We  also know that he takes advantage of women.  For that matter, he will exploit and overpower anyone who permits it.  Power comes first in his world.  Values, compassion, kindness fall to the rear.  Is that manliness?  We weren’t raised to get every last ounce of what we can take.  We want to reap the harvest of our efforts but not to take and take, especially from women.  Donald Trump embarrasses me when he does.  I bet you are with me on this one, Tom.

We don’t have to be that perceptive to understand that Trump is afraid of women.  Afraid in the primal, pre-verbal way that some species are afraid of others.  Unless women are entirely pliant and worshipful, he protects himself by putting them down.  God help a woman who might be honest and, at times, critical.  If he weren’t so afraid, he’d be kinder, more respectful, actually interested in what they think.  He wouldn’t need all those surrogates mouthing words for him in public

Donald Trump seems to believe that he can ride over his own fears and activate ours with his bullying ways.  And too often he succeeds.  But—and here I really hope you are with me, Tom—when we were growing up, didn’t we learn that bullies were insecure guys who had to prove, over and over, that they were stronger or, at least, that they weren’t weak.  Because they are weak.  You can beat a bully by standing up to him, which is what real men like you need to do, Tom.

Like a baby, Donald Trump needs constant attention.  “Look at me, look at me,” he tells us.  So do my grandchildren but by the age of four or five they already like to share the limelight with their siblings, friends, and parents.  In small children, we know that this kind of narcissism is necessary to build up their egos.  But once built, the ego no longer needs the constant, fawning attention of others and turns, instead, to learning, doing, accomplishing, joining.  Weren’t we guys taught to say “aw shucks” after praise and then head to the sidelines so others could share the goodies.

It looks like Donald Trump never made that transition into adulthood.  The biographies about him tell us that his is a severely injured ego that can never have enough reinforcement.  All you have to do is read a little bit to find out how much his father tore him down and destroyed his confidence.  It seems as though Donald learned to fake it in order to survive.  I’d feel sorry for him if he didn’t hurt so many others.  Real men—the men we are or aspire to be—don’t need constant reinforcement.  We can be by ourselves, take pride in our work, take pleasure in solitude, enjoy our families.

Donald, may seem nice.  But, after watching his performance over the last year, you’d have to admit, it’s a show.  He’s really as selfish as they come.  “Me, me, me” is only followed by “mine, mine, mine” in his vocabulary.  Can real men endorse this?  Don’t we have enough inner strength to put off such gluttony?  Can’t we be sufficient unto ourselves?

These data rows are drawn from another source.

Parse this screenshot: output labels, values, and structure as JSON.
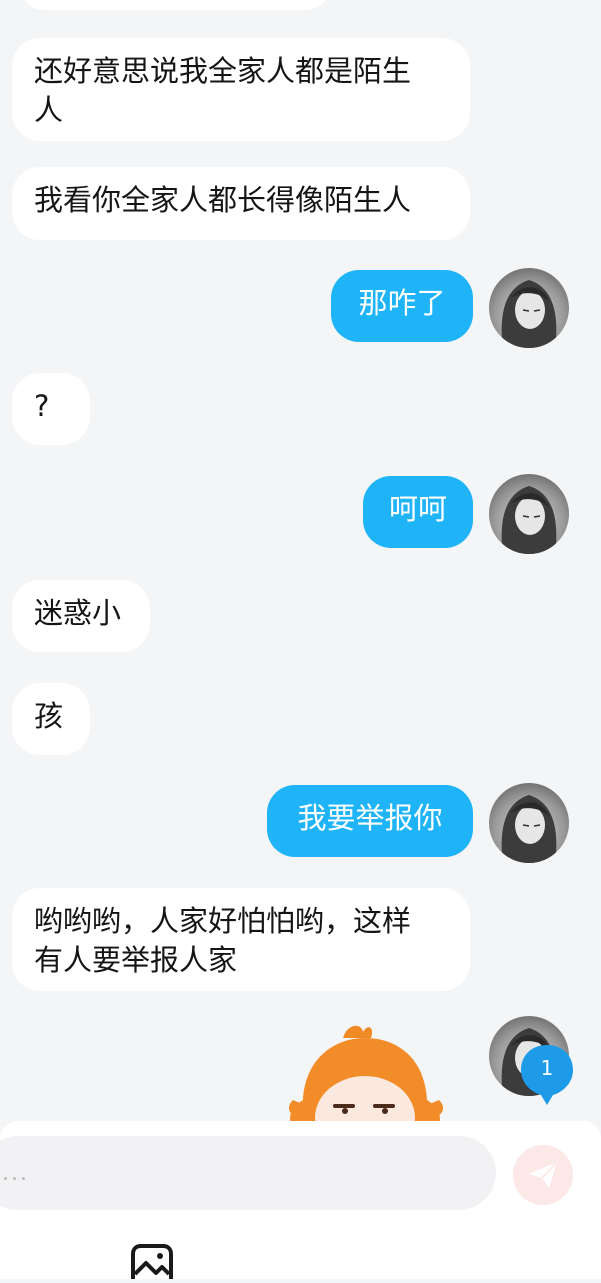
{
  "messages": [
    {
      "side": "in",
      "text_lines": [
        "还好意思说我全家人都是陌生",
        "人"
      ]
    },
    {
      "side": "in",
      "text_lines": [
        "我看你全家人都长得像陌生人"
      ]
    },
    {
      "side": "out",
      "text_lines": [
        "那咋了"
      ]
    },
    {
      "side": "in",
      "text_lines": [
        "?"
      ]
    },
    {
      "side": "out",
      "text_lines": [
        "呵呵"
      ]
    },
    {
      "side": "in",
      "text_lines": [
        "迷惑小"
      ]
    },
    {
      "side": "in",
      "text_lines": [
        "孩"
      ]
    },
    {
      "side": "out",
      "text_lines": [
        "我要举报你"
      ]
    },
    {
      "side": "in",
      "text_lines": [
        "哟哟哟，人家好怕怕哟，这样",
        "有人要举报人家"
      ]
    }
  ],
  "sticker": {
    "icon": "orange-haired-girl-sticker"
  },
  "badge": {
    "count": "1",
    "color": "#1e9be8"
  },
  "composer": {
    "placeholder": "...",
    "send_icon": "paper-plane-icon"
  },
  "toolbar": {
    "image_icon": "image-icon"
  },
  "colors": {
    "outgoing_bubble": "#1fb4f7",
    "incoming_bubble": "#ffffff",
    "background": "#f4f5f7"
  }
}
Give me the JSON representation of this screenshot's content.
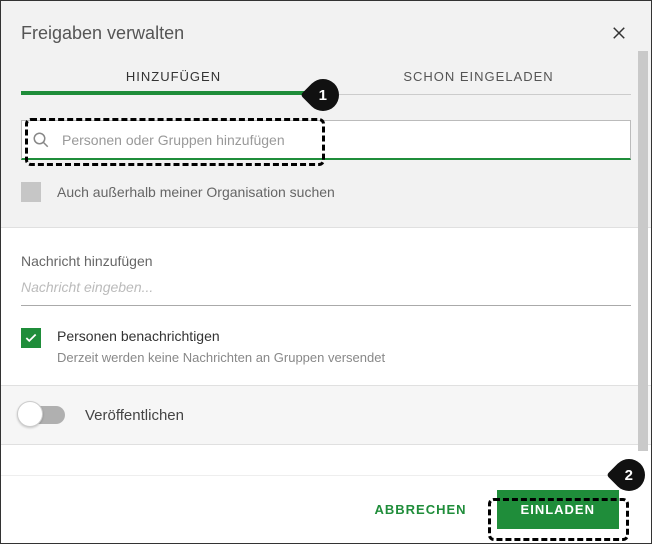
{
  "header": {
    "title": "Freigaben verwalten"
  },
  "tabs": {
    "add": "HINZUFÜGEN",
    "invited": "SCHON EINGELADEN"
  },
  "search": {
    "placeholder": "Personen oder Gruppen hinzufügen",
    "outside_org_label": "Auch außerhalb meiner Organisation suchen"
  },
  "message": {
    "label": "Nachricht hinzufügen",
    "placeholder": "Nachricht eingeben...",
    "notify_label": "Personen benachrichtigen",
    "notify_sub": "Derzeit werden keine Nachrichten an Gruppen versendet"
  },
  "publish": {
    "label": "Veröffentlichen"
  },
  "footer": {
    "cancel": "ABBRECHEN",
    "invite": "EINLADEN"
  },
  "annotations": {
    "marker1": "1",
    "marker2": "2"
  }
}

At least in our dreams?

Then let’s compare his actions with the ethical truths we hold dear.  Trump is neither Christian, Jew, nor Muslim.  He has no honesty, no charity, no generosity, no natural kindness.  His values go directly against the teachings of all our religions about what a good man should be and do.

Tom, by now you know this is true.  Help me to push him out of our club.

Let’s push him out into the desert, Tom.  Expose him to the hot, glaring sun, where all can see.  Trump is a long way from the lean, mean “fighting machine” that we men are supposed to be.  Nor is he the spare, soft spoken guy who keeps his own counsel and lots of strength in reserve.  He talks excessively.  He preens.  He’s a show off.  That’s not us.

I could go on but I hope my point is clear.  We men—if we are men—need to repudiate virtually everything Donald Trump does, and reject virtually everything that he stands for.  I’m holding us to task.  We need to maintain—or recover—what we like about our own manhood, and insist that Trump does, too.  Short of that, we need to withdraw his membership from our club.

As you know, Tom, celebrity has its responsibilities too.  You who stands up to charging lineman, who chose a wife with strength and character, who loves and admires the women and men in his family…it’s time for you, for us all, to stand up.